PROBLEM TO SOLVE: Reproduce all entries verbatim, with nothing added or dropped.

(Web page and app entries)
------------------------------------

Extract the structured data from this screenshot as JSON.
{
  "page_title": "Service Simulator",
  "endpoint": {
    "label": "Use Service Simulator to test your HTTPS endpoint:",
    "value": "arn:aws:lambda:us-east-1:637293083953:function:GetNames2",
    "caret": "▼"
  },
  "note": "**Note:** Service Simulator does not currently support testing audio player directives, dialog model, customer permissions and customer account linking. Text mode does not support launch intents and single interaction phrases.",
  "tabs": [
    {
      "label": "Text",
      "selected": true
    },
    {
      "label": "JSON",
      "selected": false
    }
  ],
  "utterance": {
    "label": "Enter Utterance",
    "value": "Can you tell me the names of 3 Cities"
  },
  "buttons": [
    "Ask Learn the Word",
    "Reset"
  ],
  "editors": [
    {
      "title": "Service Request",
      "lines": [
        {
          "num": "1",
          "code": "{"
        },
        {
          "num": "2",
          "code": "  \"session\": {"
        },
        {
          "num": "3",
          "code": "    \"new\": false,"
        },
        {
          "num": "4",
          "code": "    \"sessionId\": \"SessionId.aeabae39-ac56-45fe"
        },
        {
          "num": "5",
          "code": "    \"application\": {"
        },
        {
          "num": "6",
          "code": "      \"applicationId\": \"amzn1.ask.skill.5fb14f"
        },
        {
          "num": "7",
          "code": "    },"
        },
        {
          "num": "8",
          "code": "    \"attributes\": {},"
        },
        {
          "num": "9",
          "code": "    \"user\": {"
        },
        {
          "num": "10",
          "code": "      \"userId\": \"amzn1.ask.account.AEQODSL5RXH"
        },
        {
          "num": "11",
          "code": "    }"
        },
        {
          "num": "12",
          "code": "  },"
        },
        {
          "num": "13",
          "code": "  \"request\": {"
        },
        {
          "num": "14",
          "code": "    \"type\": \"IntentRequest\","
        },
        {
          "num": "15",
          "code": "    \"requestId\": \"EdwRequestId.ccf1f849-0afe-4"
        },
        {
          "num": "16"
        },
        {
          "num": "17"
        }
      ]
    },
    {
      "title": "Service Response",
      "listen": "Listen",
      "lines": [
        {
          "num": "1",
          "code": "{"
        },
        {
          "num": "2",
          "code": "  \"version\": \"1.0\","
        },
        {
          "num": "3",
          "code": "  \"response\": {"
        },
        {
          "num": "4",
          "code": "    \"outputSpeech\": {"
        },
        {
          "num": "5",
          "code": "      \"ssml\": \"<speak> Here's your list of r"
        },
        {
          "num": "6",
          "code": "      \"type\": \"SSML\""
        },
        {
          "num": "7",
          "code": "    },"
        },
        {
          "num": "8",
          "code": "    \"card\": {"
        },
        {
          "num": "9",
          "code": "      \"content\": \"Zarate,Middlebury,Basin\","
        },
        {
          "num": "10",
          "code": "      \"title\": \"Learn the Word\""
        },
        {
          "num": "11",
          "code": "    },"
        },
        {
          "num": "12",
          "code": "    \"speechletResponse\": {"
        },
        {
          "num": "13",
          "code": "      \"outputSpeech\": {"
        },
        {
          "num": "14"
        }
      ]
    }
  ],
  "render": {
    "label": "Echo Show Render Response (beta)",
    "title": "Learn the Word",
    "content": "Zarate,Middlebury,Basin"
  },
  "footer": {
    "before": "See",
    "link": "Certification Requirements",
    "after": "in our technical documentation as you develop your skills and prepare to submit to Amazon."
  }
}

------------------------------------

TASK OUTPUT:
Extract the structured data from this screenshot as JSON.
{
  "page_title": "Service Simulator",
  "endpoint": {
    "label": "Use Service Simulator to test your HTTPS endpoint:",
    "value": "arn:aws:lambda:us-east-1:637293083953:function:GetNames2",
    "caret": "▼"
  },
  "note": "**Note:** Service Simulator does not currently support testing audio player directives, dialog model, customer permissions and customer account linking. Text mode does not support launch intents and single interaction phrases.",
  "tabs": [
    {
      "label": "Text",
      "selected": true
    },
    {
      "label": "JSON",
      "selected": false
    }
  ],
  "utterance": {
    "label": "Enter Utterance",
    "value": "Can you tell me the names of 3 Cities"
  },
  "buttons": [
    "Ask Learn the Word",
    "Reset"
  ],
  "editors": [
    {
      "title": "Service Request",
      "lines": [
        {
          "num": "1",
          "code": "{"
        },
        {
          "num": "2",
          "code": "  \"session\": {"
        },
        {
          "num": "3",
          "code": "    \"new\": false,"
        },
        {
          "num": "4",
          "code": "    \"sessionId\": \"SessionId.aeabae39-ac56-45fe"
        },
        {
          "num": "5",
          "code": "    \"application\": {"
        },
        {
          "num": "6",
          "code": "      \"applicationId\": \"amzn1.ask.skill.5fb14f"
        },
        {
          "num": "7",
          "code": "    },"
        },
        {
          "num": "8",
          "code": "    \"attributes\": {},"
        },
        {
          "num": "9",
          "code": "    \"user\": {"
        },
        {
          "num": "10",
          "code": "      \"userId\": \"amzn1.ask.account.AEQODSL5RXH"
        },
        {
          "num": "11",
          "code": "    }"
        },
        {
          "num": "12",
          "code": "  },"
        },
        {
          "num": "13",
          "code": "  \"request\": {"
        },
        {
          "num": "14",
          "code": "    \"type\": \"IntentRequest\","
        },
        {
          "num": "15",
          "code": "    \"requestId\": \"EdwRequestId.ccf1f849-0afe-4"
        },
        {
          "num": "16"
        },
        {
          "num": "17"
        }
      ]
    },
    {
      "title": "Service Response",
      "listen": "Listen",
      "lines": [
        {
          "num": "1",
          "code": "{"
        },
        {
          "num": "2",
          "code": "  \"version\": \"1.0\","
        },
        {
          "num": "3",
          "code": "  \"response\": {"
        },
        {
          "num": "4",
          "code": "    \"outputSpeech\": {"
        },
        {
          "num": "5",
          "code": "      \"ssml\": \"<speak> Here's your list of r"
        },
        {
          "num": "6",
          "code": "      \"type\": \"SSML\""
        },
        {
          "num": "7",
          "code": "    },"
        },
        {
          "num": "8",
          "code": "    \"card\": {"
        },
        {
          "num": "9",
          "code": "      \"content\": \"Zarate,Middlebury,Basin\","
        },
        {
          "num": "10",
          "code": "      \"title\": \"Learn the Word\""
        },
        {
          "num": "11",
          "code": "    },"
        },
        {
          "num": "12",
          "code": "    \"speechletResponse\": {"
        },
        {
          "num": "13",
          "code": "      \"outputSpeech\": {"
        },
        {
          "num": "14"
        }
      ]
    }
  ],
  "render": {
    "label": "Echo Show Render Response (beta)",
    "title": "Learn the Word",
    "content": "Zarate,Middlebury,Basin"
  },
  "footer": {
    "before": "See",
    "link": "Certification Requirements",
    "after": "in our technical documentation as you develop your skills and prepare to submit to Amazon."
  }
}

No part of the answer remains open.